[DATA SECTION Boundary: Start]

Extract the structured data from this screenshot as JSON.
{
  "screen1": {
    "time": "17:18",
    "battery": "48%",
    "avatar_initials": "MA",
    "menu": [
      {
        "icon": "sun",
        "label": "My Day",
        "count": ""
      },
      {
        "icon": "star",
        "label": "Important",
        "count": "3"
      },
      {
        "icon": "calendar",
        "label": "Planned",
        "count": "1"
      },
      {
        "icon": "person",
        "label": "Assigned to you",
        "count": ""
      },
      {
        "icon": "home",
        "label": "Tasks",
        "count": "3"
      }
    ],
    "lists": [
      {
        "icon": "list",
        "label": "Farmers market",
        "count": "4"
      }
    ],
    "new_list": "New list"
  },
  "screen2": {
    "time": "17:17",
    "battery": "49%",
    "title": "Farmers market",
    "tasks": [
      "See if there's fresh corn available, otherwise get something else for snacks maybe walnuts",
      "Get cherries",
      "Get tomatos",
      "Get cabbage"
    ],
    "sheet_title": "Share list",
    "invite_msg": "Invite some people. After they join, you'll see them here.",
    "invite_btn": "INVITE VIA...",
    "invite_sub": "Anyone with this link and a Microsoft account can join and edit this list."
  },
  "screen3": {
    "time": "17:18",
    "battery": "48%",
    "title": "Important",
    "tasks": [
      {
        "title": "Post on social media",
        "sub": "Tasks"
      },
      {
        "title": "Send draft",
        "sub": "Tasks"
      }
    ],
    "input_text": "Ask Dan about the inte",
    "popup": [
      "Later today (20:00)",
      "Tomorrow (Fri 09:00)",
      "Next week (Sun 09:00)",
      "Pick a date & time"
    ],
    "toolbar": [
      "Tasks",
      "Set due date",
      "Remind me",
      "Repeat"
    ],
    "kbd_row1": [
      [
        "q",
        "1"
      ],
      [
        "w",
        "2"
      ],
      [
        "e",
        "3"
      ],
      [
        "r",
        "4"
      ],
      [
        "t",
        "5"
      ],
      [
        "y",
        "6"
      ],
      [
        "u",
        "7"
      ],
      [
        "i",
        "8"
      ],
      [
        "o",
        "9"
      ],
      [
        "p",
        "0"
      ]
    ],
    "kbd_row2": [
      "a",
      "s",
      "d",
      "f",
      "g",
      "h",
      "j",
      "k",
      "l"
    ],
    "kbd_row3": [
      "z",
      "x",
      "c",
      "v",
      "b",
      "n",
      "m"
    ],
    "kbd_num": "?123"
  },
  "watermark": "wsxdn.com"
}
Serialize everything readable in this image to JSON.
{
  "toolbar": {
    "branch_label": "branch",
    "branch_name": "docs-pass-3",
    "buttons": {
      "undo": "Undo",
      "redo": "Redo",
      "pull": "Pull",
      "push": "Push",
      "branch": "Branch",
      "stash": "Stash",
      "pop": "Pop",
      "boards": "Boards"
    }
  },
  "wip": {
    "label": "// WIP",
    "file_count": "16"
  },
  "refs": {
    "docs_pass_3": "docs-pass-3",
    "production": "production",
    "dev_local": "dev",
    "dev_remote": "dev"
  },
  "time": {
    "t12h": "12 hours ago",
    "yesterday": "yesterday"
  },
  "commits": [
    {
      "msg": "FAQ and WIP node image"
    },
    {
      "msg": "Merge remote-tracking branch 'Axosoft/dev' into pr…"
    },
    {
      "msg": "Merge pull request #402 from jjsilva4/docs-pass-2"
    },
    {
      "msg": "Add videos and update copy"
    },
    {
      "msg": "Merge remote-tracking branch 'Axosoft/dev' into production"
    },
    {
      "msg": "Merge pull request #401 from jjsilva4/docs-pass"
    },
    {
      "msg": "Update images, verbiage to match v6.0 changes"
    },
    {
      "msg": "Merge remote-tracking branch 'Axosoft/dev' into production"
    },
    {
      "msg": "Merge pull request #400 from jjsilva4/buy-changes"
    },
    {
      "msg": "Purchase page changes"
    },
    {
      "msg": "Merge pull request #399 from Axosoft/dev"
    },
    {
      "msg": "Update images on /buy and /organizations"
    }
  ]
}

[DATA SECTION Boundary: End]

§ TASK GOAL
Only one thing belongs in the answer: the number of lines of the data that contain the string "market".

§ RESPONSE TO THIS TASK
2